|View single post by calcav|
|Posted: Thu Nov 9th, 2006 06:41 pm||
Hey, you should work here! Looks like you've got a pretty good grasp of what happened. I agree that controversy is probably a better word but I frequently use myth because so many people have come to believe them as facts.
Was the Hornet's Nest "key" to the first day? I encourage visitors to walk through the Hornet's Nest and read the back of the monuments paying particular attention to the number of dead and wounded. The Confederate attacks coming up the Eastern Corinth Road (not through Duncan Field) are brigade strength and repulsed with fairly light Union casualties. The heavy fighting that ultimatley seals the fate of the Hornet's Nest defenders takes place on the flanks; Sherman & McClernand in Jones Field, Hurlbut at the Peach Orchard/Sarah Bell's Cotton Field. A good indicator is the location of burial sites and trenches; amost all are on the east and west of the field and very few in the center. The heavy Union casualties occur in the form of prisoners when the flanks give way and the center is surrounded.
Why did yankee skedaddlers run while the green Rebs didn't? There are numerous eyewitness accounts of the Union skulkers along the river, very few about their Confederate counterparts. But there is no mistaking that just as many Confederates left the field on the first day. Where the Feds were stopped by the Tennessee River there was nothing to halt the Rebs on their way back to Corinth. A simple excersice in mathamatics; There were nearly 45,000 Confederates and they suffered nearly 11,000 casualties over the two days. On the morning of the 7th Beauregard can field no more than 28,000 men. Where are the other 6,000 men? A soldier of the 22nd Alabama who had been left behind but reached the field on the 7th reported stragglers in great numbers.
Did Forrest stop Sherman's pursuit? The Confederate cavalry at Fallen Timbers consisted of a battalion of Texas Rangers, some of John H. Morgan's men and about 40 men under Forrest. This force suprised and routed 2 companies of the 77th Ohio, the lead elements of Sherman's pursuing two brigades. On a nearby road were two more brigades under Brig. Gen. Thomas Wood. Grant informed Halleck that he would follow "far enough to see that no immediate renewal of an attack is contempated." After routing the two lead companies the Confederates noted the deployed regiments of Hildebrand's brigade when his ranks opened fire and emptied several rebel saddles. The Confederates fled the scene leaving Forrest alone in a one man charge that resulted in his severe wound. Sherman continued on a short distance to an enemy field hospital where he paroled the surgeons and the wounded. Convinced that no further attack was pending, he returned to his camp near Shiloh Church.
Was the Bloody Pond bloody and was it even there? Yes, it was definetly there and I don't doubt the claims it was stained red. Visitors frequently ask if we dye the water to give it a red tint. The truth is the water often has a red tint because of the tanic acid from the leaves that fall into it.

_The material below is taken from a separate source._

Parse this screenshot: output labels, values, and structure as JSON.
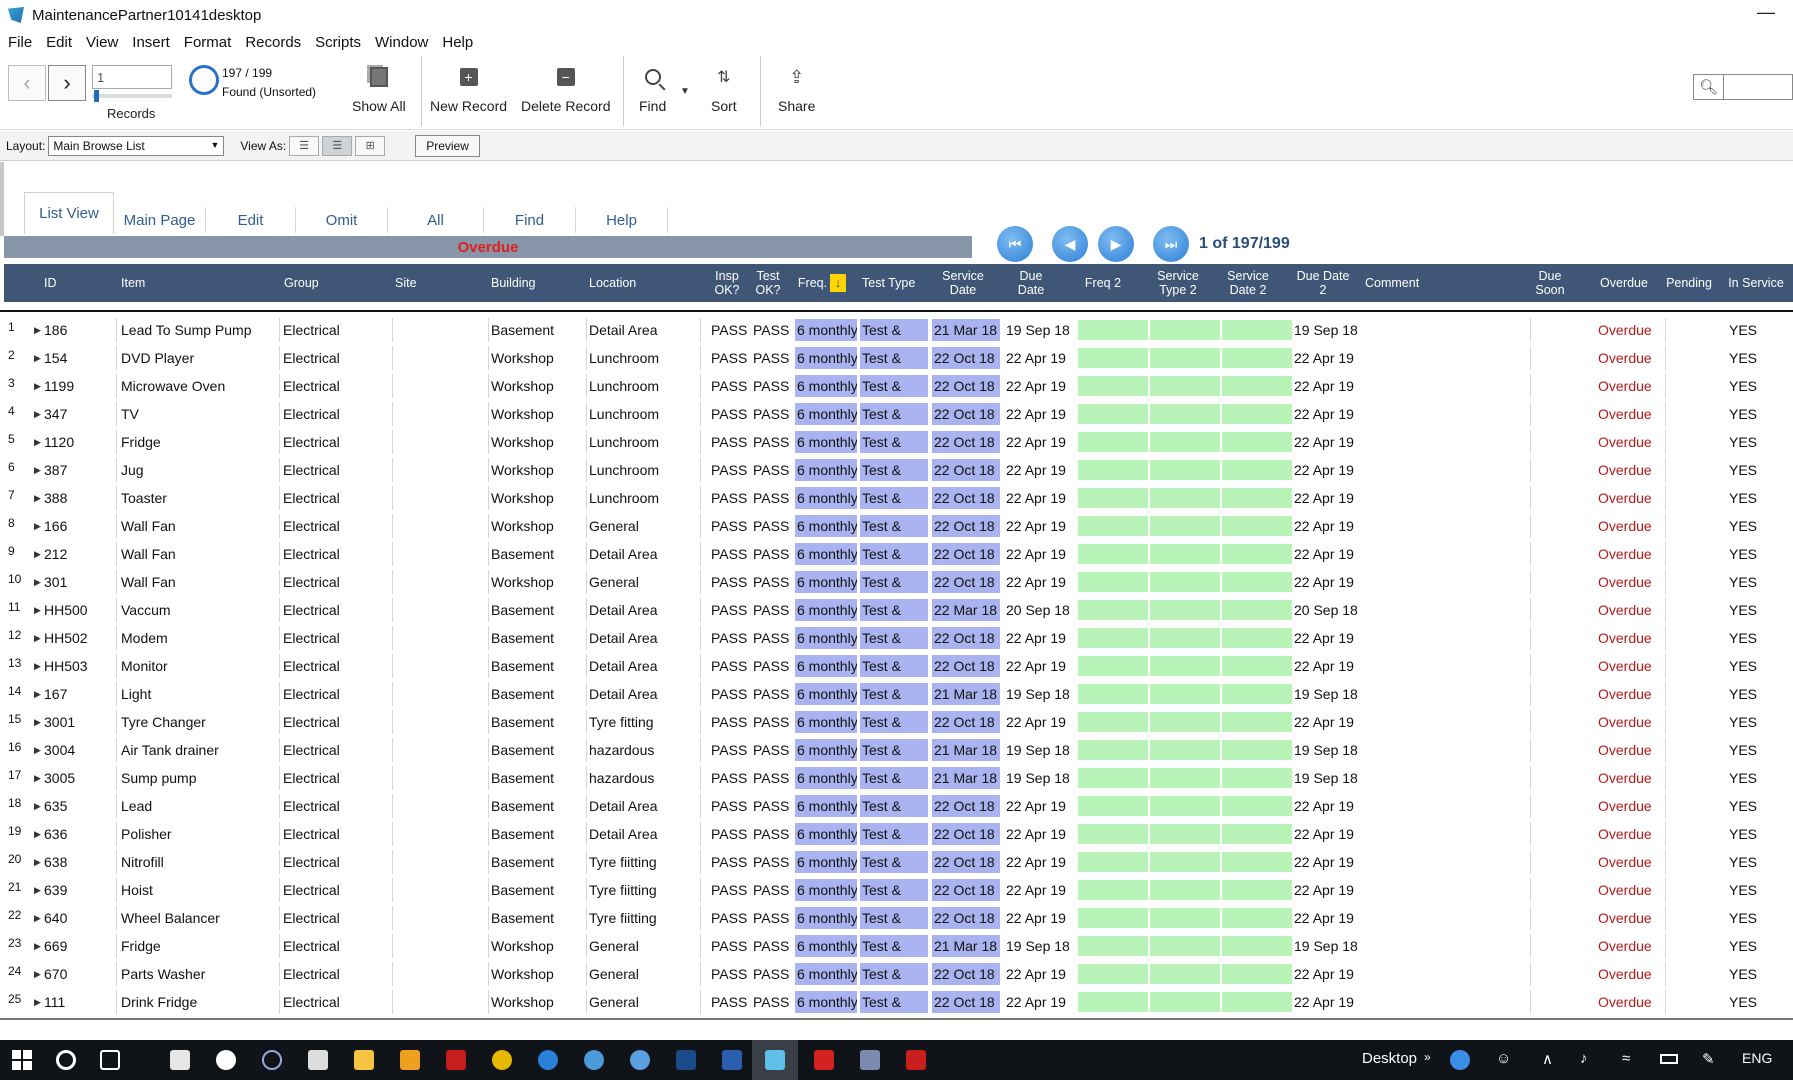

Oh, I left out one of my favorites! Johhny Clem the Drummer Boy of Shiloh. He said he was a 9 year old drummer for Company C of the 22nd Michigan when his drum was shot away and he grabbed a musket and killed a Confederate Colonel. Hmmmm...the 22nd Michigan was organized and mustered in August of 1862, four months after the battle! The little stinker!